Publication: ResearchConference abstract for conference

Anna Kaja Høyer, Hans Jørgen Lyngs Jørgensen, Daniel Buchvaldt Amby, Birgit Jensen

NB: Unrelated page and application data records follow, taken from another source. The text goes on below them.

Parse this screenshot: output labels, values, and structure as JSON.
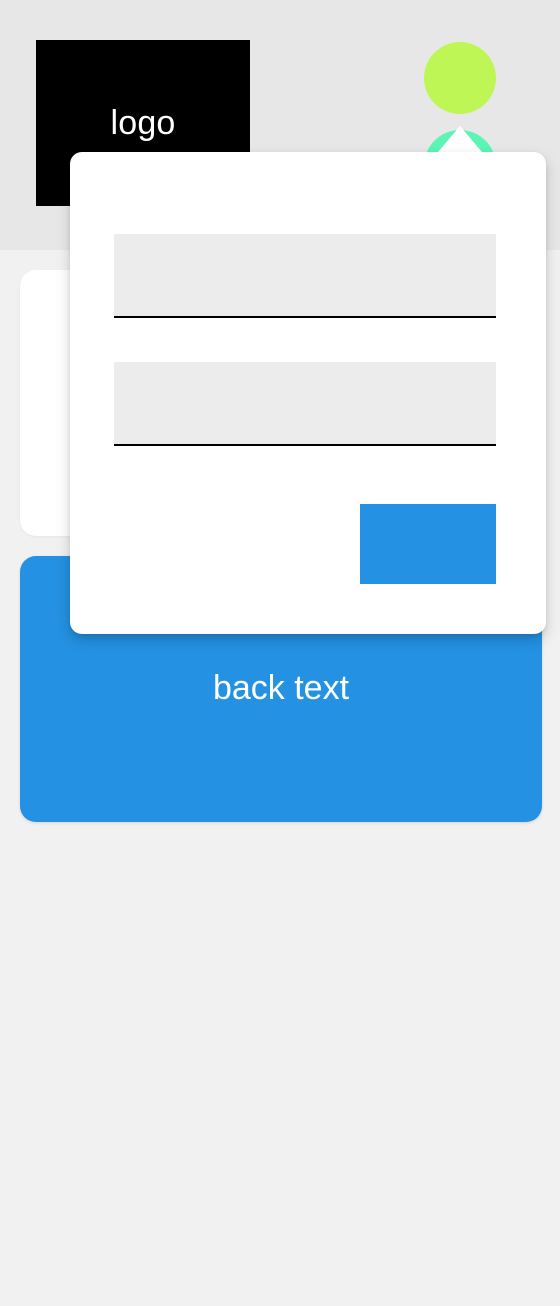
{
  "header": {
    "logo_text": "logo"
  },
  "back_card": {
    "text": "back text"
  },
  "popover": {
    "field_1": {
      "value": "",
      "placeholder": ""
    },
    "field_2": {
      "value": "",
      "placeholder": ""
    },
    "submit_label": ""
  },
  "colors": {
    "header_bg": "#e7e7e7",
    "page_bg": "#f1f1f1",
    "logo_bg": "#000000",
    "avatar_primary": "#bef656",
    "avatar_secondary": "#5cf5b3",
    "accent_blue": "#2491e2",
    "field_bg": "#ececec"
  }
}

Fungal endophytes live naturally inside plants without causing symptoms. On the contrary, they can promote plant growth and increase tolerance to abiotic and biotic stress. These beneficial effects have increased the agricultural interest for exploitation of fungal isolates with an endophytic life-style.
Clonostachys rosea occurs naturally world-wide and is capable of colonizing many different habitats. The fungus is primarily known as a versatile biological control agent. However, it has also been reported as a plant endophyte in, e.g., soybean, red clover and cacao. The C. rosea isolate IK726 efficiently controls seed- and soil-borne diseases and can furthermore promote plant growth. However, it is not known whether IK726 can colonize plants internally and therefore, the objective of the present study was to examine the possibility of an endophytic life-style of IK726 in tomato.
Tomato seeds were sown in vermiculite or soil and grown at 24°C in a growth chamber. After two weeks, conidial suspensions of IK726 were applied to the roots either by root dipping or soil drenching around the stem and plants were subsequently incubated for at least two weeks before sampling for re-isolation of C. rosea. Stems were surface disinfected by dipping in ethanol followed by flaming and sections (0.5-14 cm from the soil surface) were placed on potato dextrose agar plates with Novobiocin and incubated at 25°C. Fungi growing from the stem pieces were identified by microscopy. Isolation of C. rosea was successful from two to five weeks after IK726 inoculation, from plants grown in both soil and vermiculite and from both root dip and drench inoculated plants. Verticillium, Penicillium, Cladosporium, Fusarium and Trichoderma were furthermore isolated from stems of soil grown plants. Surface disinfection of roots eradicated all culturable fungi. Therefore, root parts were washed only in water before incubation on the isolation medium and this revealed >50% colonization of the roots sections with C. rosea, irrespective of the inoculation method.
In conclusion, we have shown for the first time that C. rosea can live as an endophyte in tomato stems and our results suggest that the endophytic colonization is systemic with the fungus growing from the roots and into the stem. Currently, we investigate if soil drenching with C. rosea IK726 can induce resistance against tomato diseases.
Original languageEnglish
Publication date15 Jun 2014
Number of pages1
StatePublished - 15 Jun 2014
Event - Uppsala, Sweden

Conference

ConferenceBiological control of fungal and bacterial plant pathogens:
NumberXIII
LocationCBC, Centre for Biological Control. SLU, Swedish University of Agricultural Sciences
CountrySweden
CityUppsala
Period15/06/201418/06/2014

ID: 118374985